Reasons for Lactic Acid Build Up During Exercise
There are two primary reasons behind the build-up of lactic acid within exercising muscles and tissues:

1. Oxygen Debt: During intense exercise like sprinting or weightlifting, oxygen demand outstrips oxygen delivery and supply to the muscles. The cardiovascular and respiratory systems cannot provide enough oxygen to support full aerobic respiration. This oxygen deficit or debt results in a shift to anaerobic glycolysis and lactic acid production.

2. Fast Twitch Muscle Fibers: Skeletal muscle contains two main types of muscle fibers – slow twitch and fast twitch fibers. Fast twitch fibers contract rapidly but rely more heavily on anaerobic glycolysis during high-intensity activities. They produce more lactic acid as a result. Sports involving speed or power engage more fast twitch fibers leading to greater lactate accumulation.

Physiological Effects of Lactic Acid

The build up of lactic acid in the body during intense exercise produces both positive and negative physiological effects:

Positive Effects:
– Acts as a buffer to maintain pH levels during exercise when H+ ions accumulate
– Fuels gluconeogenesis in the liver to resynthesize glucose from lactate after exercise
– Transports hydrogen ions away from muscles into circulation, delaying fatigue

Negative Effects:
– Causes burning sensation in muscles due to H+ ion accumulation
– Leads to metabolic acidosis if lactate levels become too high
– Linked to central fatigue in the brain if blood lactate rises substantially
– May directly inhibit muscle contraction at very high concentrations

The key is balancing lactic acid production during activity with clearance via aerobic pathways after exercise ends to prevent deleterious impacts. Training helps improve the lactate threshold.

Role in Athletic Performance

Lactic acid is an important metabolic marker closely linked to exercise performance and conditioning level across many sports. Higher lactate threshold and tolerance enables athletes to:

– Engage in higher-intensity exercise for longer periods before fatiguing
– Recover more rapidly after intense bursts of activity
– Maintain power and speed over multiple bouts or rounds of high exertion

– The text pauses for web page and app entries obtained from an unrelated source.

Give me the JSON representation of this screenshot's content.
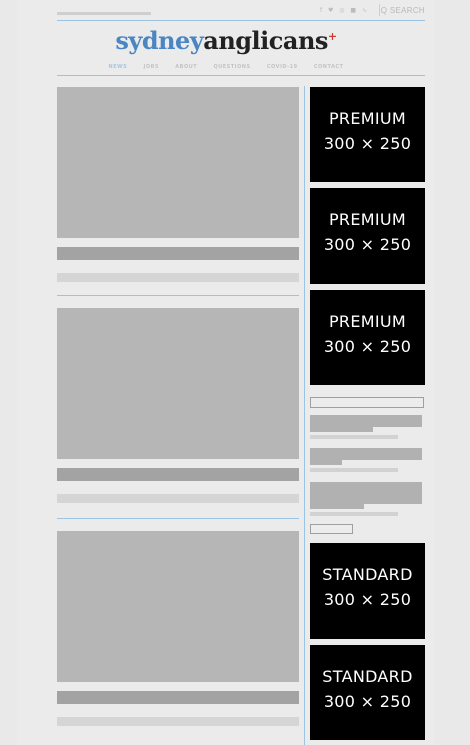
{
  "header": {
    "social_icons": [
      "facebook-icon",
      "twitter-icon",
      "instagram-icon",
      "youtube-icon",
      "rss-icon"
    ],
    "social_glyphs": "f ♥ ◎ ■ ∿",
    "search_icon": "Q",
    "search_label": "SEARCH"
  },
  "logo": {
    "part1": "sydney",
    "part2": "anglicans",
    "mark": "+"
  },
  "nav": {
    "items": [
      "NEWS",
      "JOBS",
      "ABOUT",
      "QUESTIONS",
      "COVID-19",
      "CONTACT"
    ]
  },
  "ads": [
    {
      "line1": "PREMIUM",
      "line2": "300 × 250"
    },
    {
      "line1": "PREMIUM",
      "line2": "300 × 250"
    },
    {
      "line1": "PREMIUM",
      "line2": "300 × 250"
    },
    {
      "line1": "STANDARD",
      "line2": "300 × 250"
    },
    {
      "line1": "STANDARD",
      "line2": "300 × 250"
    }
  ],
  "colors": {
    "accent_blue": "#4a86c2",
    "logo_dark": "#222222",
    "logo_cross": "#d53b2c",
    "divider_blue": "#9cc3e2",
    "ad_black": "#000000"
  }
}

Sports like running, cycling, and swimming rely heavily on a high lactate threshold to sustain near-maximal effort for an extended time. Resistance and interval training have both been shown to push the lactate threshold higher increasing work capacity. Lactate testing during training enables coaches to track adaptive changes and periodize workouts accordingly. Understanding one’s lactate profile is invaluable for optimizing performance.

In summary, lactic acid is a normal byproduct of anaerobic glycolysis during intense exercise when oxygen delivery lags behind energy demands. While it causes fatigue directly at very high levels, it also performs important roles in energy production and pH regulation in exercise and recovery. Conditioning adaptations improve lactate clearance enhancing muscular endurance and performance across a wide range of athletic endeavors.